Out of the records below, copy all lines in which the word "Amazon" occurs.

================================

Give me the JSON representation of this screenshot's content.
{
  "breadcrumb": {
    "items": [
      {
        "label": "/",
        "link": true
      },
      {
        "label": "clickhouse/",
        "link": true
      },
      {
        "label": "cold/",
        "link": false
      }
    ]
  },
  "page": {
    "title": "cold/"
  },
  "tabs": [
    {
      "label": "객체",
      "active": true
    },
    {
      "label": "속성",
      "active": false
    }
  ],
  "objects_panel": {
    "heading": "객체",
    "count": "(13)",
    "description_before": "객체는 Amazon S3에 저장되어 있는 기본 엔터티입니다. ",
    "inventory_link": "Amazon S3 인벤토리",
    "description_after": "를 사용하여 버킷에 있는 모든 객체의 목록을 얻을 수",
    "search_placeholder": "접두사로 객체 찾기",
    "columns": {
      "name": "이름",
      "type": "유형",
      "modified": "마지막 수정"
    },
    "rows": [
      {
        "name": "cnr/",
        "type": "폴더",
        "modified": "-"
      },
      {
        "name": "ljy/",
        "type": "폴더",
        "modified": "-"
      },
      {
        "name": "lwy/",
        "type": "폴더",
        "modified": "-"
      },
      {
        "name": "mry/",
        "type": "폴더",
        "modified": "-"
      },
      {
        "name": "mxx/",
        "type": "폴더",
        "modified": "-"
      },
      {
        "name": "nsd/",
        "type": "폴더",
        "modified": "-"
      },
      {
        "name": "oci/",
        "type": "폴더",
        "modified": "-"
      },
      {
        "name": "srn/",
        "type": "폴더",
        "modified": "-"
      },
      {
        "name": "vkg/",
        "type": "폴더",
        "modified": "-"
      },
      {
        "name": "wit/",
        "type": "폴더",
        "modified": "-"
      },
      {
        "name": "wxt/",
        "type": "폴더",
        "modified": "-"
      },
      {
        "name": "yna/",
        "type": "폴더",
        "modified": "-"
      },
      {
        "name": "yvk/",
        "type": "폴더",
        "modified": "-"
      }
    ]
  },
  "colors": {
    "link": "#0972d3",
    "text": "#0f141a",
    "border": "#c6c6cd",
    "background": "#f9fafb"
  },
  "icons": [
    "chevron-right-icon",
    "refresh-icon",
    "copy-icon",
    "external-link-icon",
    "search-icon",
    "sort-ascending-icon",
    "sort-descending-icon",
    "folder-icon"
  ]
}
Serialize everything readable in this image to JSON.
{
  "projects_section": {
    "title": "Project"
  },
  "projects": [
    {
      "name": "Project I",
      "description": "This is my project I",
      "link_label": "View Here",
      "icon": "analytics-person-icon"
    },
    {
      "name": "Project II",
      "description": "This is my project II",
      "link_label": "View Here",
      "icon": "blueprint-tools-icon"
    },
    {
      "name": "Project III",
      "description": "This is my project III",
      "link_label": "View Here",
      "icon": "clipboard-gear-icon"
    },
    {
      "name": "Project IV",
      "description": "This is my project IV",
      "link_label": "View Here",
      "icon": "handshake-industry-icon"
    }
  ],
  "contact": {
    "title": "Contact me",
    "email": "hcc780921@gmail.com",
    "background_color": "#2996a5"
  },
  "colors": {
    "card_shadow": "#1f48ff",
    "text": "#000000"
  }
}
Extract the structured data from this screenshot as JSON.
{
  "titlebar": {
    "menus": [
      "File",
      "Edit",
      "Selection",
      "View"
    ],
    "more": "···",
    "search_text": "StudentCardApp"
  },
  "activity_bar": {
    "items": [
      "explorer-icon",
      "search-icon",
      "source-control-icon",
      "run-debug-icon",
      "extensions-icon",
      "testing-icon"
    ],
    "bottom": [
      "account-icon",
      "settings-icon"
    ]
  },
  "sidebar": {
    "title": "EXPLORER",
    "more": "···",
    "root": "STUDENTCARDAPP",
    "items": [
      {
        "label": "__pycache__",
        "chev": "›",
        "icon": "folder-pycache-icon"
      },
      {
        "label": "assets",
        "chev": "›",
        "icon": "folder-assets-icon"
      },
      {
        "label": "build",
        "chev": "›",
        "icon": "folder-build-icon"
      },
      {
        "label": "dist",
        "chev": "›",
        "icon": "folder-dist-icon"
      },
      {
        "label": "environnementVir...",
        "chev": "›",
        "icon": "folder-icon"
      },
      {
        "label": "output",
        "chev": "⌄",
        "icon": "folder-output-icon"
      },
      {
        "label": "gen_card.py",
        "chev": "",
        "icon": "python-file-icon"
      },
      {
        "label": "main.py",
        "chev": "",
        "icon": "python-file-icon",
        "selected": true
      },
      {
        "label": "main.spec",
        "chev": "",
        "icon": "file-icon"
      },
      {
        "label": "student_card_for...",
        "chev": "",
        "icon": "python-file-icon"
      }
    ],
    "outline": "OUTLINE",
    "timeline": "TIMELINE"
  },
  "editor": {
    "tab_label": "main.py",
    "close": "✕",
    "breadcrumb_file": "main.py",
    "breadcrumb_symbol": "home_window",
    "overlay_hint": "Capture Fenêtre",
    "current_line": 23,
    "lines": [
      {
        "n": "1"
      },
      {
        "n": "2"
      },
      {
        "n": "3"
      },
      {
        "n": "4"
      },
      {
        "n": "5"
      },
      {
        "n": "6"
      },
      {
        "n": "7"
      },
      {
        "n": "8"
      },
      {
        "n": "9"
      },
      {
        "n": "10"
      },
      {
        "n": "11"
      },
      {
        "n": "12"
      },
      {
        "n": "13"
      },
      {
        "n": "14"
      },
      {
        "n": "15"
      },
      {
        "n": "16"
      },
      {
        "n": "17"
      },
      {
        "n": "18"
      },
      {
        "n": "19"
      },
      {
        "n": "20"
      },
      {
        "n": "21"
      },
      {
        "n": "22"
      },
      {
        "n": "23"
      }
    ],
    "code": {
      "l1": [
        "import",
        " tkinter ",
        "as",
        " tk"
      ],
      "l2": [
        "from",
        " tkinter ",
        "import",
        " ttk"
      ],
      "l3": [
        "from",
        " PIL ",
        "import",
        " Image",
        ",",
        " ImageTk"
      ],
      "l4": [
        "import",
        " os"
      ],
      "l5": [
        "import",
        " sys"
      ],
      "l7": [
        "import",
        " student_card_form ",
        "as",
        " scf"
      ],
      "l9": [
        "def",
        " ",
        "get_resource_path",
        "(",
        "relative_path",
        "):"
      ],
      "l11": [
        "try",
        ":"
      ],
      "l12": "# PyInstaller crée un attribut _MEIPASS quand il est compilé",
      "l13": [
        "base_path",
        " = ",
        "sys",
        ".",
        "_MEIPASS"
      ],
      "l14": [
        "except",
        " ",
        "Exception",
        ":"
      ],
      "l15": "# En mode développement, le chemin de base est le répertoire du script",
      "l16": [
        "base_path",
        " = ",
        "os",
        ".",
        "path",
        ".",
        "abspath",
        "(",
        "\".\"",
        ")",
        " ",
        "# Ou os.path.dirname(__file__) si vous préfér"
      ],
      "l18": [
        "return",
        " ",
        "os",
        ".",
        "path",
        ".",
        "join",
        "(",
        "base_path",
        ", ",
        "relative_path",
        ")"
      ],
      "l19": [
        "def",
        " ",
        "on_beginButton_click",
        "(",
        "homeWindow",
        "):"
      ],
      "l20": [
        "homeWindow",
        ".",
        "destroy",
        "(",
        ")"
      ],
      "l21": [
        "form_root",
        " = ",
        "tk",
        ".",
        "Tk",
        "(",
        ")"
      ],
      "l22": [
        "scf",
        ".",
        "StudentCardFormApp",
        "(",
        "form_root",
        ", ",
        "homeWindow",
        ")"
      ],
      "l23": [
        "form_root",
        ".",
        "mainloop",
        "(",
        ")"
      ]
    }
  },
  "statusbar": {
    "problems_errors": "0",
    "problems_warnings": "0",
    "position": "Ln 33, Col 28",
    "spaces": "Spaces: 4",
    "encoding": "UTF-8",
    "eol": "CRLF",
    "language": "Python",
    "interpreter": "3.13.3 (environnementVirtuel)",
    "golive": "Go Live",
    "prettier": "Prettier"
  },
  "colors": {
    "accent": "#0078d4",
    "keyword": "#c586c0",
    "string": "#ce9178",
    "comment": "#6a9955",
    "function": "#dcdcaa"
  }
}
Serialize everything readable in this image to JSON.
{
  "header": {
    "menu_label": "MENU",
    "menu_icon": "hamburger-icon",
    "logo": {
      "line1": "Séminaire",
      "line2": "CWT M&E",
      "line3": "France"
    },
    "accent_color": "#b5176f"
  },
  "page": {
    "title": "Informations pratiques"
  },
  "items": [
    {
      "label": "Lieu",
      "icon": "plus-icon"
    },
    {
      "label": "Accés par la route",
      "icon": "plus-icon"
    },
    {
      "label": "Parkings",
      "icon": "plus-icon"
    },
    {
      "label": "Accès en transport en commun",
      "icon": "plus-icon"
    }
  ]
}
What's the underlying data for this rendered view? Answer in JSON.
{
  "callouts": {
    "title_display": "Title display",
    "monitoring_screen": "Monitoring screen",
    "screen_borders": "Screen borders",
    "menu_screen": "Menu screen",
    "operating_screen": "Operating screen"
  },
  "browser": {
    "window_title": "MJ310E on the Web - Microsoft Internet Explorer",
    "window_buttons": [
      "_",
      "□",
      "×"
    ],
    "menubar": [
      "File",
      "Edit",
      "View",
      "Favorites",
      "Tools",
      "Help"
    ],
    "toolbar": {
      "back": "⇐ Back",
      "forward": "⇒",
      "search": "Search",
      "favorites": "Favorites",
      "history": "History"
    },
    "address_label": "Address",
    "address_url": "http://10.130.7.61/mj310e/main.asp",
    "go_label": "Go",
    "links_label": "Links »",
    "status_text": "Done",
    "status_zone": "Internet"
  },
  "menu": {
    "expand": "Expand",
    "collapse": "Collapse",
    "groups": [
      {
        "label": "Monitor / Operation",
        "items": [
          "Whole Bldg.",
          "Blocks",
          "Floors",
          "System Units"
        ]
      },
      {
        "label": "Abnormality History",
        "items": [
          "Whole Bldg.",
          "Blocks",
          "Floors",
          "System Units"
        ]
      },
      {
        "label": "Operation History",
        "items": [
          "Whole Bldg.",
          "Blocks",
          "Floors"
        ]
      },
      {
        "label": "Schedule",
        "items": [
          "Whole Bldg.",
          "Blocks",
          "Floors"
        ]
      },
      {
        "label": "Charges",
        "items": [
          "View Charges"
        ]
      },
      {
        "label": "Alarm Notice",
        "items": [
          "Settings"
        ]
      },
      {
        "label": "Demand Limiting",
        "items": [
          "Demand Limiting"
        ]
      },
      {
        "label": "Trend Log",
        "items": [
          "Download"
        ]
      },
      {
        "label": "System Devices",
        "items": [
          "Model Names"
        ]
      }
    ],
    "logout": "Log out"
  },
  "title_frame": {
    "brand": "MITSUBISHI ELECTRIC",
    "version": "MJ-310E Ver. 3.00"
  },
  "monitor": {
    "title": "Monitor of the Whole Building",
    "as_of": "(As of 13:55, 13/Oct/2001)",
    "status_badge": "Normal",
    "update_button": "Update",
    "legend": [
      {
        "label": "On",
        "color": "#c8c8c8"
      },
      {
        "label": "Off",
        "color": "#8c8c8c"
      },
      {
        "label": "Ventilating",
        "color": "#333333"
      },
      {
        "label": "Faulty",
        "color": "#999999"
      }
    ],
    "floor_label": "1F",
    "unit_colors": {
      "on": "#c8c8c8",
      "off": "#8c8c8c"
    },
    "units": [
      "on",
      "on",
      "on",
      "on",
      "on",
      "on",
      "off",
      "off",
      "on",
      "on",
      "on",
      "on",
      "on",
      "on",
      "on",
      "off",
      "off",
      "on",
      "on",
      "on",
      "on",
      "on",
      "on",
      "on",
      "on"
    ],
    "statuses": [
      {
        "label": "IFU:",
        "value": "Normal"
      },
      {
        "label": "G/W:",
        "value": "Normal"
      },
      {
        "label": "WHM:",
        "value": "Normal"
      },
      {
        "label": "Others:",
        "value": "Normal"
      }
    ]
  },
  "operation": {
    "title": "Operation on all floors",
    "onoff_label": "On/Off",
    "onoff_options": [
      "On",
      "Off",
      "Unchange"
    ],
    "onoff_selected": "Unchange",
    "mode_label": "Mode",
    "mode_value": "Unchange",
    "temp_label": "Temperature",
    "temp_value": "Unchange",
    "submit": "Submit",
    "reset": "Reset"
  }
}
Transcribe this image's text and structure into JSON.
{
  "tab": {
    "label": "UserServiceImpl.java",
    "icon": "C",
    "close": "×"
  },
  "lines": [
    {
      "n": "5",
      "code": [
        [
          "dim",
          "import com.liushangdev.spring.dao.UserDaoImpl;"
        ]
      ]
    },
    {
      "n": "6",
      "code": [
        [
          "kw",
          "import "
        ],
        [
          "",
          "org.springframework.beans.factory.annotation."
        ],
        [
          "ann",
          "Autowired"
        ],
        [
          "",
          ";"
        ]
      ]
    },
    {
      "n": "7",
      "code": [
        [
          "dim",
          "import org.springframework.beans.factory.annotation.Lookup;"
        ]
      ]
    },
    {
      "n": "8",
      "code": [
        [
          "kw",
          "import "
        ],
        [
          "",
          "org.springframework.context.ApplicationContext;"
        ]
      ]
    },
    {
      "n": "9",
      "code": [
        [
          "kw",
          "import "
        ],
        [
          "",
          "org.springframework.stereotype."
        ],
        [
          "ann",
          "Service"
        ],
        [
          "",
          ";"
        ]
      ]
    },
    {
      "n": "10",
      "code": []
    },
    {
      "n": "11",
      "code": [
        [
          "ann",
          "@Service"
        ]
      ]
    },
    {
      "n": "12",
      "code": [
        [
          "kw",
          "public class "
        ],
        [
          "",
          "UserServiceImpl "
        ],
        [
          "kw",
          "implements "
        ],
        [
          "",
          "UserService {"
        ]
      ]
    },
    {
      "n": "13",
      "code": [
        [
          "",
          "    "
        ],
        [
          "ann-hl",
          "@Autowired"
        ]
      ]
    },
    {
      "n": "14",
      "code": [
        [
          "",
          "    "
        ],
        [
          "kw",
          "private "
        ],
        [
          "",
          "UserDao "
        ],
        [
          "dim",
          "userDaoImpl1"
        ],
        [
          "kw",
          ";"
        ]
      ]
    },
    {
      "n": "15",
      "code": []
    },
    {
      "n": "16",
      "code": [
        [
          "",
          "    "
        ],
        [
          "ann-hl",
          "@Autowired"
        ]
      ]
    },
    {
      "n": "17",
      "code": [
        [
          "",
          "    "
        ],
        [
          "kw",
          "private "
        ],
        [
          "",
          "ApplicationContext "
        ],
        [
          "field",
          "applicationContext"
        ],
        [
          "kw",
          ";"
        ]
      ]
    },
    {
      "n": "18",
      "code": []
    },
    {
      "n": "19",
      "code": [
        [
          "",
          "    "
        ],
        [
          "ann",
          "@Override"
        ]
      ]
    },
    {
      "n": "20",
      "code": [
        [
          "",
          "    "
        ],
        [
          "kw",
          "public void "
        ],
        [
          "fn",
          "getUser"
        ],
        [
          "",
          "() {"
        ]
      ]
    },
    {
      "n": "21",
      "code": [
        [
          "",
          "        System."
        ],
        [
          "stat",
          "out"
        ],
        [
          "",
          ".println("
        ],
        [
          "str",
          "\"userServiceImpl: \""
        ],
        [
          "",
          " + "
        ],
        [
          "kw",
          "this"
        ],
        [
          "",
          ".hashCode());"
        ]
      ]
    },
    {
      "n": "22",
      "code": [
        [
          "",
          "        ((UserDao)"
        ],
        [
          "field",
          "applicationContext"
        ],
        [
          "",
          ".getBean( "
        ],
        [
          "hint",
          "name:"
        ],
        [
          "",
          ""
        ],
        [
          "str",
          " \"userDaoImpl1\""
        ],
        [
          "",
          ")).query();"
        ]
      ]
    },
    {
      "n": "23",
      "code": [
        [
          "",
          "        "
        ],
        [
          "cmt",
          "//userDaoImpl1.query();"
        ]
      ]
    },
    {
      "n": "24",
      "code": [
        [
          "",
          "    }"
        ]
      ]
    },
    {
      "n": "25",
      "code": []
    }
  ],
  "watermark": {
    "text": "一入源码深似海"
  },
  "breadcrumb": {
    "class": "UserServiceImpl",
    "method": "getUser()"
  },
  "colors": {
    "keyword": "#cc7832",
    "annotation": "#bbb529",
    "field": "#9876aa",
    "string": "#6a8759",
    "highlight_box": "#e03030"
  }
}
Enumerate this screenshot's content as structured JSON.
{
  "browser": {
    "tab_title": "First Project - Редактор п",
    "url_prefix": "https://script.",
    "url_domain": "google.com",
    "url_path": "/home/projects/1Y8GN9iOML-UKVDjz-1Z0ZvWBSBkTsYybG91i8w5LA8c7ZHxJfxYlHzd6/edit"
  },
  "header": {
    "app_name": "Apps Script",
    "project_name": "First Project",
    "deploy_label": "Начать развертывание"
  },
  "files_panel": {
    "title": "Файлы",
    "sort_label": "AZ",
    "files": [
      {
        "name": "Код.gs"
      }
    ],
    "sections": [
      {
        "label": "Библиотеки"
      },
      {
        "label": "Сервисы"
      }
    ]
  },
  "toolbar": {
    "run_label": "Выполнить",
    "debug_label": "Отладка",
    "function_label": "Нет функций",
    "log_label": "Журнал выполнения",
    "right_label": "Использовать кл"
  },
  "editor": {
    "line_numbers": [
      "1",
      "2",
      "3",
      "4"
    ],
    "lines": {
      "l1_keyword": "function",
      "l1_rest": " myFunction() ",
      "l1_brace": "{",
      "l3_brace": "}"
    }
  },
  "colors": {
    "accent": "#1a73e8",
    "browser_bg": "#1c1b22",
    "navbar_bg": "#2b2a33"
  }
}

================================

**RESPONSE AREA:**
    "description_before": "객체는 Amazon S3에 저장되어 있는 기본 엔터티입니다. ",
    "inventory_link": "Amazon S3 인벤토리",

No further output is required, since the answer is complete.